# Transistors: Classes A, AB, B, and C

I am still reading and trying to figure out the differences in how each class is biased. Class A is the most common example and pretty well documented:

• R3 is controlling the majority of the current for the device

• R1 & R2 are a DC voltage divider probably about ~1/2 the Voltage at the collector

• T1 (which could also be a resistor) at the Q1 collector is ~ 1/2 Vcc

• Tweak the R3 / T1 (or the resistor substitute or T1) ratio drive your power output.

• Current hungry circuit.

• Can easily get 10, 15, and approaching 20dB of gain

• I am seeing 17dB of gain with 25mA with some additional AC feedback at the emitter,
and between the collector and base.

• The amp is running 100% duty cycle.

------------------------ Class AB or B is discussed in detail but very few math examples:

• Configure R1 & R2 for about 0.7v. This will largely determine what class you are
in. The higher the voltage the more likely you are to be in class AB or A. The lower
the voltage the closer to B or even C.

• R3 is largely controlling the device current

• T1 (which could also become a resistor) is being used to transform the output to match
the next stage.

• The amp is running between around 50% duty cycle.

• Normally this is used in a push-pull pair.

• AB in a push-pull pair can have some cross-over distortion because there is a period
of time in the sine wave where there is no signal when both transistors are in the
off state.

• Can be used for audio or SSB circuits as there is little distortion especially in
class B.

------------------------ Class C is discussed in detail but very few math examples:

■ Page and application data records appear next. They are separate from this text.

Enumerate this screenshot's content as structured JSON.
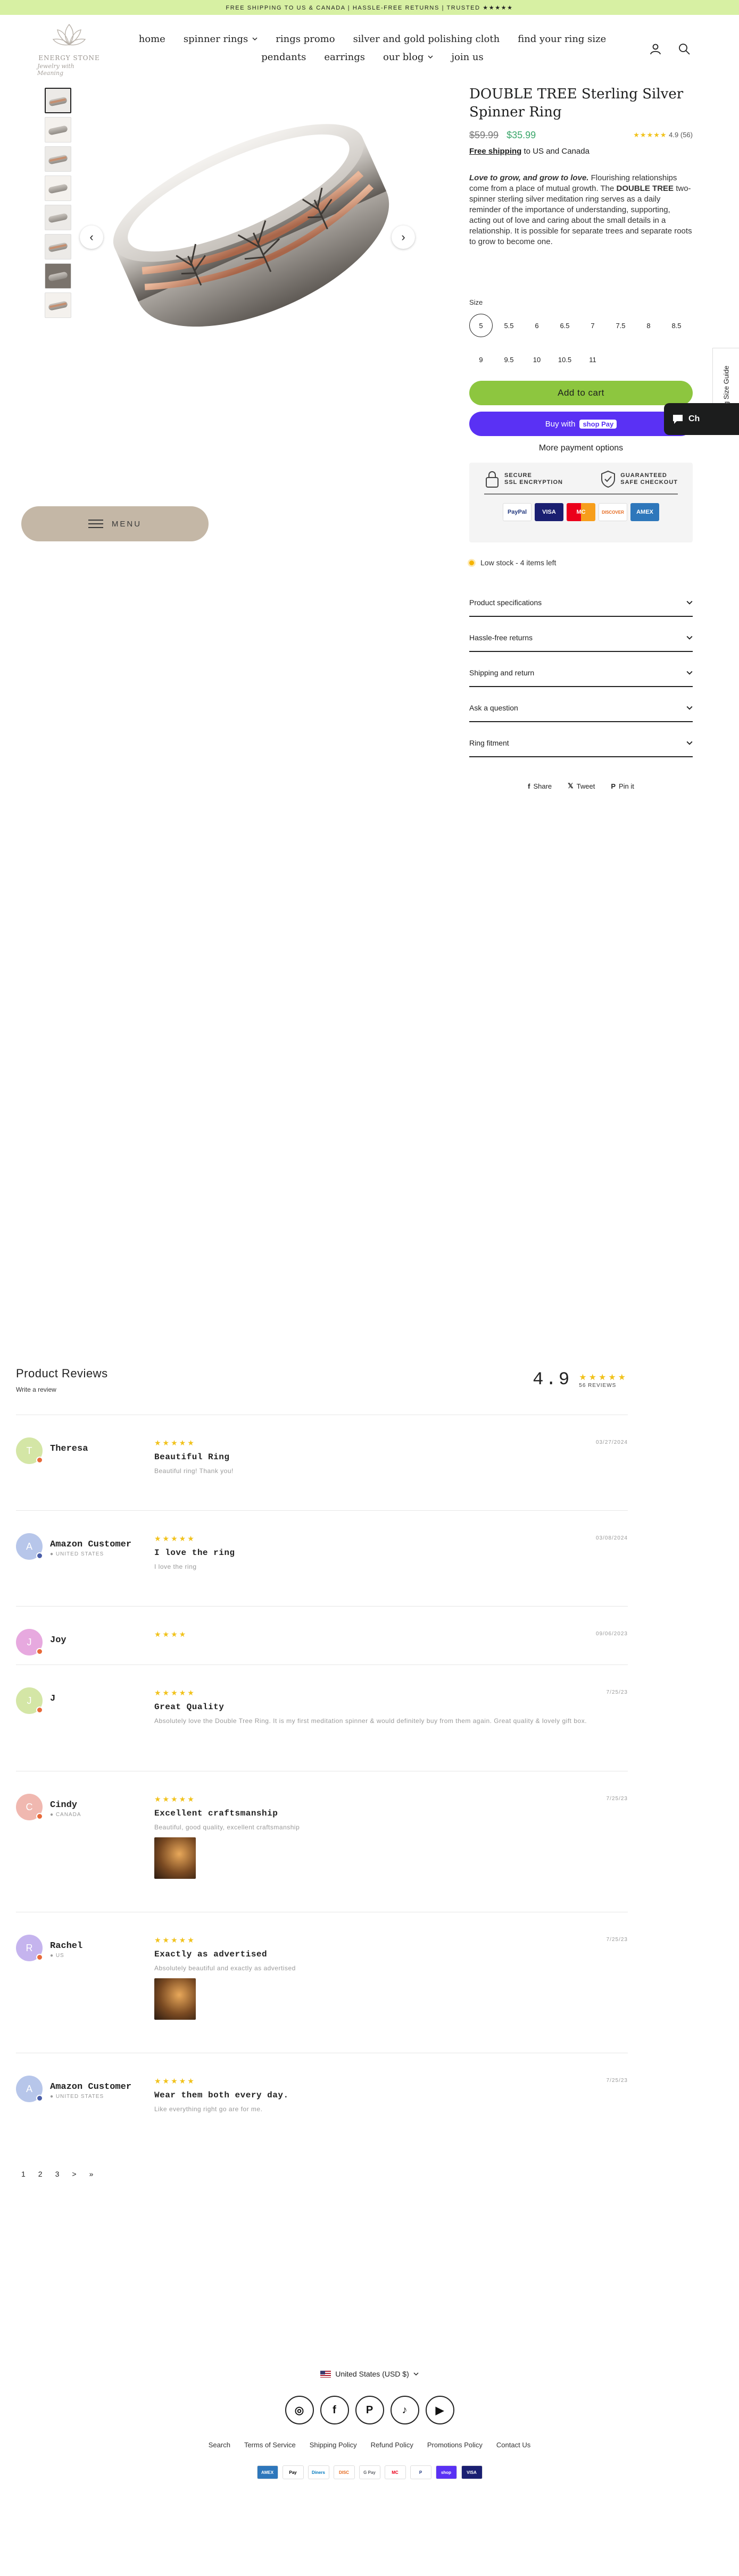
{
  "announcement": "FREE SHIPPING TO US & CANADA | HASSLE-FREE RETURNS | TRUSTED ★★★★★",
  "brand": {
    "name": "ENERGY STONE",
    "tagline": "Jewelry with Meaning"
  },
  "nav": {
    "row1": [
      {
        "label": "home",
        "dropdown": false
      },
      {
        "label": "spinner rings",
        "dropdown": true
      },
      {
        "label": "rings promo",
        "dropdown": false
      },
      {
        "label": "silver and gold polishing cloth",
        "dropdown": false
      },
      {
        "label": "find your ring size",
        "dropdown": false
      }
    ],
    "row2": [
      {
        "label": "pendants",
        "dropdown": false
      },
      {
        "label": "earrings",
        "dropdown": false
      },
      {
        "label": "our blog",
        "dropdown": true
      },
      {
        "label": "join us",
        "dropdown": false
      }
    ],
    "icons": [
      "account-icon",
      "search-icon"
    ]
  },
  "gallery": {
    "thumb_count": 8,
    "prev_icon": "‹",
    "next_icon": "›",
    "menu_label": "MENU"
  },
  "product": {
    "title": "DOUBLE TREE Sterling Silver Spinner Ring",
    "old_price": "$59.99",
    "price": "$35.99",
    "rating_stars": "★★★★★",
    "rating_value": "4.9",
    "rating_count": "(56)",
    "ship_bold": "Free shipping",
    "ship_rest": " to US and Canada",
    "desc_lead": "Love to grow, and grow to love.",
    "desc_1": " Flourishing relationships come from a place of mutual growth. The ",
    "desc_name": "DOUBLE TREE",
    "desc_2": " two-spinner sterling silver meditation ring serves as a daily reminder of the importance of understanding, supporting, acting out of love and caring about the small details in a relationship.  It is possible for separate trees and separate roots to grow to become one.",
    "size_label": "Size",
    "sizes": [
      "5",
      "5.5",
      "6",
      "6.5",
      "7",
      "7.5",
      "8",
      "8.5",
      "9",
      "9.5",
      "10",
      "10.5",
      "11"
    ],
    "selected_size": "5",
    "add_to_cart": "Add to cart",
    "buy_with": "Buy with",
    "shop_pay": "shop Pay",
    "more_payment": "More payment options",
    "secure_1": "SECURE\nSSL ENCRYPTION",
    "secure_2": "GUARANTEED\nSAFE CHECKOUT",
    "cards": [
      "PayPal",
      "VISA",
      "MC",
      "DISCOVER",
      "AMEX"
    ],
    "stock": "Low stock - 4 items left",
    "accordion": [
      "Product specifications",
      "Hassle-free returns",
      "Shipping and return",
      "Ask a question",
      "Ring fitment"
    ],
    "share": [
      "Share",
      "Tweet",
      "Pin it"
    ]
  },
  "side": {
    "size_guide": "Ring Size Guide",
    "chat": "Ch"
  },
  "reviews": {
    "title": "Product Reviews",
    "write": "Write a review",
    "score": "4.9",
    "score_stars": "★★★★★",
    "count_label": "56 REVIEWS",
    "items": [
      {
        "initial": "T",
        "name": "Theresa",
        "location": "",
        "stars": "★★★★★",
        "date": "03/27/2024",
        "title": "Beautiful Ring",
        "body": "Beautiful ring! Thank you!",
        "has_image": false,
        "avatar_color": "#d4e6a6",
        "badge_color": "#e86a3a"
      },
      {
        "initial": "A",
        "name": "Amazon Customer",
        "location": "● UNITED STATES",
        "stars": "★★★★★",
        "date": "03/08/2024",
        "title": "I love the ring",
        "body": "I love the ring",
        "has_image": false,
        "avatar_color": "#b7c6ea",
        "badge_color": "#4a5ea8"
      },
      {
        "initial": "J",
        "name": "Joy",
        "location": "",
        "stars": "★★★★",
        "date": "09/06/2023",
        "title": "",
        "body": "",
        "has_image": false,
        "avatar_color": "#e7a9df",
        "badge_color": "#e86a3a"
      },
      {
        "initial": "J",
        "name": "J",
        "location": "",
        "stars": "★★★★★",
        "date": "7/25/23",
        "title": "Great Quality",
        "body": "Absolutely love the Double Tree Ring. It is my first meditation spinner & would definitely buy from them again. Great quality & lovely gift box.",
        "has_image": false,
        "avatar_color": "#d4e6a6",
        "badge_color": "#e86a3a"
      },
      {
        "initial": "C",
        "name": "Cindy",
        "location": "● CANADA",
        "stars": "★★★★★",
        "date": "7/25/23",
        "title": "Excellent craftsmanship",
        "body": "Beautiful, good quality, excellent craftsmanship",
        "has_image": true,
        "avatar_color": "#f0b8b0",
        "badge_color": "#e86a3a"
      },
      {
        "initial": "R",
        "name": "Rachel",
        "location": "● US",
        "stars": "★★★★★",
        "date": "7/25/23",
        "title": "Exactly as advertised",
        "body": "Absolutely beautiful and exactly as advertised",
        "has_image": true,
        "avatar_color": "#c5b4ee",
        "badge_color": "#e86a3a"
      },
      {
        "initial": "A",
        "name": "Amazon Customer",
        "location": "● UNITED STATES",
        "stars": "★★★★★",
        "date": "7/25/23",
        "title": "Wear them both every day.",
        "body": "Like everything right go are for me.",
        "has_image": false,
        "avatar_color": "#b7c6ea",
        "badge_color": "#4a5ea8"
      }
    ],
    "pages": [
      "1",
      "2",
      "3",
      ">",
      "»"
    ]
  },
  "footer": {
    "currency": "United States (USD $)",
    "socials": [
      "instagram-icon",
      "facebook-icon",
      "pinterest-icon",
      "tiktok-icon",
      "youtube-icon"
    ],
    "social_glyphs": [
      "◎",
      "f",
      "P",
      "♪",
      "▶"
    ],
    "links": [
      "Search",
      "Terms of Service",
      "Shipping Policy",
      "Refund Policy",
      "Promotions Policy",
      "Contact Us"
    ],
    "pay": [
      "AMEX",
      "Pay",
      "Diners",
      "DISC",
      "G Pay",
      "MC",
      "P",
      "shop",
      "VISA"
    ]
  },
  "colors": {
    "accent_green": "#8dc63f",
    "shop_pay": "#5a31f4",
    "sale_price": "#3aa66a",
    "star": "#f1c21b",
    "announce_bg": "#d7f0a3"
  }
}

• Set R3 for current level of the device

• R2 serves as a wideband load for the input driver. Decreasing
this resistance can improve stability at the price of gain.

• The base only turns on when there is enough positive drive.

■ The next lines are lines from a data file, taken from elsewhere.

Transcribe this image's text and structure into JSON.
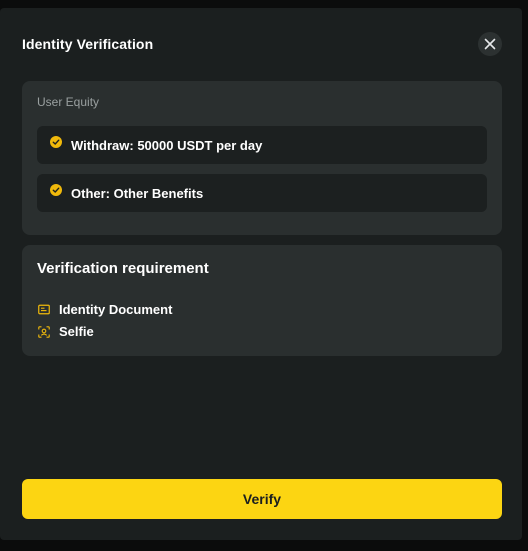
{
  "dialog": {
    "title": "Identity Verification"
  },
  "equity": {
    "label": "User Equity",
    "benefits": [
      {
        "text": "Withdraw: 50000 USDT per day",
        "icon": "check-circle-icon"
      },
      {
        "text": "Other: Other Benefits",
        "icon": "check-circle-icon"
      }
    ]
  },
  "requirements": {
    "title": "Verification requirement",
    "items": [
      {
        "label": "Identity Document",
        "icon": "id-card-icon"
      },
      {
        "label": "Selfie",
        "icon": "face-scan-icon"
      }
    ]
  },
  "actions": {
    "verify_label": "Verify"
  },
  "colors": {
    "accent": "#fcd512",
    "check": "#f0b90b",
    "background": "#1b1f1f",
    "card": "#2a2f2f",
    "row": "#1c2020"
  }
}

• The duty cycle is less than 50%

• Should only be used for CW or FM given the distortion in the sine wave.

• Could be harmonic rich so output filter needs to be investigated.

• T1 (which could also become a resistor) is being used to transform the output to match
the next stage.

• I will design T1 for a 200 ohm to 50 ohm match. This is just
a shot in the dark initially but I need a starting point to test with. A T50-61 toroid
with 7 turns on the primary and 3 turns on the secondary will provide a transformation
of 220 ohms to 40 ohms.  At 10MHz a T50-61 toriod with 7 turns is z=220, L=3.5uH,
C=72pF.

• The input of this circuit is probably low impedance. For
my initial testing I will probably build a 50 ohm to 12 ohm transformer and see if
that helps. (I am using my signal generator for my initial testing which is 50 ohms.
I will probably use 8 turns to 4 turns on a T50-43 or T50-61 core.)

• EMRFD suggests using a Zener diode at the collector that
is 3x the Vcc value but less than the transistor break down. The idea is to prevent
the transistor from self destructing at extreme voltage peaks while otherwise being
largely invisible to the circuit.

------------------------

Open Questions:

• In class AB, B, and C how should we be be calculating the amount of current that we
designing for?

• How should we be sizing T1?

T1 shown in the examples above is functioning as an RF choke, collector resistor,
and output transformer. (Lots of value from that one part.)   The examples
that I have seen don't include much math or reasoning. It would seem like there is
some current limiting happening in T1 acting as a resistor that should be factored
in.

• How does the R2 (base current) and T1 (collector current) ratio interact?

• How do we model/suggest/approximate the power gain in these designs?

I will try to come back and update this post with additional notes & corrections